• Task details
Each entry that follows must be output without any deviation.

• Data extract
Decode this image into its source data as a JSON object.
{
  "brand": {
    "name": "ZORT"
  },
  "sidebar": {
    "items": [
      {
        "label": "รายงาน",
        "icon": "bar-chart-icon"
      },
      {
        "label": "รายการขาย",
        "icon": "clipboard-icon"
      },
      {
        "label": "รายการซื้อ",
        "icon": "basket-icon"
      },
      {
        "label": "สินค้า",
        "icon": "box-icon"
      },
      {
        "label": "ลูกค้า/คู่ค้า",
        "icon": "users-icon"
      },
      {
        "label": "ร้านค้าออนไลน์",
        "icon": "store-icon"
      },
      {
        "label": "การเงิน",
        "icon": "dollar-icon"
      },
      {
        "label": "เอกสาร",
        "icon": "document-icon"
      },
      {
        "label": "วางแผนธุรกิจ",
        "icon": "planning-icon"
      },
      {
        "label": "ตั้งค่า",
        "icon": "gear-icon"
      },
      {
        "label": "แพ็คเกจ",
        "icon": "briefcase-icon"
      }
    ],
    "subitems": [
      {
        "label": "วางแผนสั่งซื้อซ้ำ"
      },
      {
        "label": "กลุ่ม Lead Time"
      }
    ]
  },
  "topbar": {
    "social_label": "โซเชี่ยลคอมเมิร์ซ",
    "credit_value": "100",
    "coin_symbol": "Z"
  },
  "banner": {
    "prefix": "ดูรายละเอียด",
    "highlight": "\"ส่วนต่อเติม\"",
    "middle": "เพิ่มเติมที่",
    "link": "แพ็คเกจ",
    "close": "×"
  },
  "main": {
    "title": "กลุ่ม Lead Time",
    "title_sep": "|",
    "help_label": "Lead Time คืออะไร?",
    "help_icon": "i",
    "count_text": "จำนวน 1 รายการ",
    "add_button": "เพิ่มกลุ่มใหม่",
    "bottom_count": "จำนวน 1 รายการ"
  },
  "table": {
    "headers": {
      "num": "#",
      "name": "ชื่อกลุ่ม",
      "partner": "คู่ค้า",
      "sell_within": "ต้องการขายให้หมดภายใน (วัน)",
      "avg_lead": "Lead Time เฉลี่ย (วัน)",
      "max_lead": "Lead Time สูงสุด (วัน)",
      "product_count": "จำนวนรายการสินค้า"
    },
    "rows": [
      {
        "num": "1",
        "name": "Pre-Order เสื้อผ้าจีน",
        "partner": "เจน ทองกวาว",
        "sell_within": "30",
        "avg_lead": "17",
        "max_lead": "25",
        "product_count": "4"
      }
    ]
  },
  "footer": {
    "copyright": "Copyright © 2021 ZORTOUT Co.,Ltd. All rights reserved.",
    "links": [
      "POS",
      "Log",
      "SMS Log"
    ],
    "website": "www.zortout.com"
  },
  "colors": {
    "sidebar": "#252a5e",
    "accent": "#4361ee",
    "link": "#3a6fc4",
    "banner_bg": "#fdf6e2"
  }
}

• Finished exercise
Decode this image into its source data as a JSON object.
{
  "brand": {
    "name": "ZORT"
  },
  "sidebar": {
    "items": [
      {
        "label": "รายงาน",
        "icon": "bar-chart-icon"
      },
      {
        "label": "รายการขาย",
        "icon": "clipboard-icon"
      },
      {
        "label": "รายการซื้อ",
        "icon": "basket-icon"
      },
      {
        "label": "สินค้า",
        "icon": "box-icon"
      },
      {
        "label": "ลูกค้า/คู่ค้า",
        "icon": "users-icon"
      },
      {
        "label": "ร้านค้าออนไลน์",
        "icon": "store-icon"
      },
      {
        "label": "การเงิน",
        "icon": "dollar-icon"
      },
      {
        "label": "เอกสาร",
        "icon": "document-icon"
      },
      {
        "label": "วางแผนธุรกิจ",
        "icon": "planning-icon"
      },
      {
        "label": "ตั้งค่า",
        "icon": "gear-icon"
      },
      {
        "label": "แพ็คเกจ",
        "icon": "briefcase-icon"
      }
    ],
    "subitems": [
      {
        "label": "วางแผนสั่งซื้อซ้ำ"
      },
      {
        "label": "กลุ่ม Lead Time"
      }
    ]
  },
  "topbar": {
    "social_label": "โซเชี่ยลคอมเมิร์ซ",
    "credit_value": "100",
    "coin_symbol": "Z"
  },
  "banner": {
    "prefix": "ดูรายละเอียด",
    "highlight": "\"ส่วนต่อเติม\"",
    "middle": "เพิ่มเติมที่",
    "link": "แพ็คเกจ",
    "close": "×"
  },
  "main": {
    "title": "กลุ่ม Lead Time",
    "title_sep": "|",
    "help_label": "Lead Time คืออะไร?",
    "help_icon": "i",
    "count_text": "จำนวน 1 รายการ",
    "add_button": "เพิ่มกลุ่มใหม่",
    "bottom_count": "จำนวน 1 รายการ"
  },
  "table": {
    "headers": {
      "num": "#",
      "name": "ชื่อกลุ่ม",
      "partner": "คู่ค้า",
      "sell_within": "ต้องการขายให้หมดภายใน (วัน)",
      "avg_lead": "Lead Time เฉลี่ย (วัน)",
      "max_lead": "Lead Time สูงสุด (วัน)",
      "product_count": "จำนวนรายการสินค้า"
    },
    "rows": [
      {
        "num": "1",
        "name": "Pre-Order เสื้อผ้าจีน",
        "partner": "เจน ทองกวาว",
        "sell_within": "30",
        "avg_lead": "17",
        "max_lead": "25",
        "product_count": "4"
      }
    ]
  },
  "footer": {
    "copyright": "Copyright © 2021 ZORTOUT Co.,Ltd. All rights reserved.",
    "links": [
      "POS",
      "Log",
      "SMS Log"
    ],
    "website": "www.zortout.com"
  },
  "colors": {
    "sidebar": "#252a5e",
    "accent": "#4361ee",
    "link": "#3a6fc4",
    "banner_bg": "#fdf6e2"
  }
}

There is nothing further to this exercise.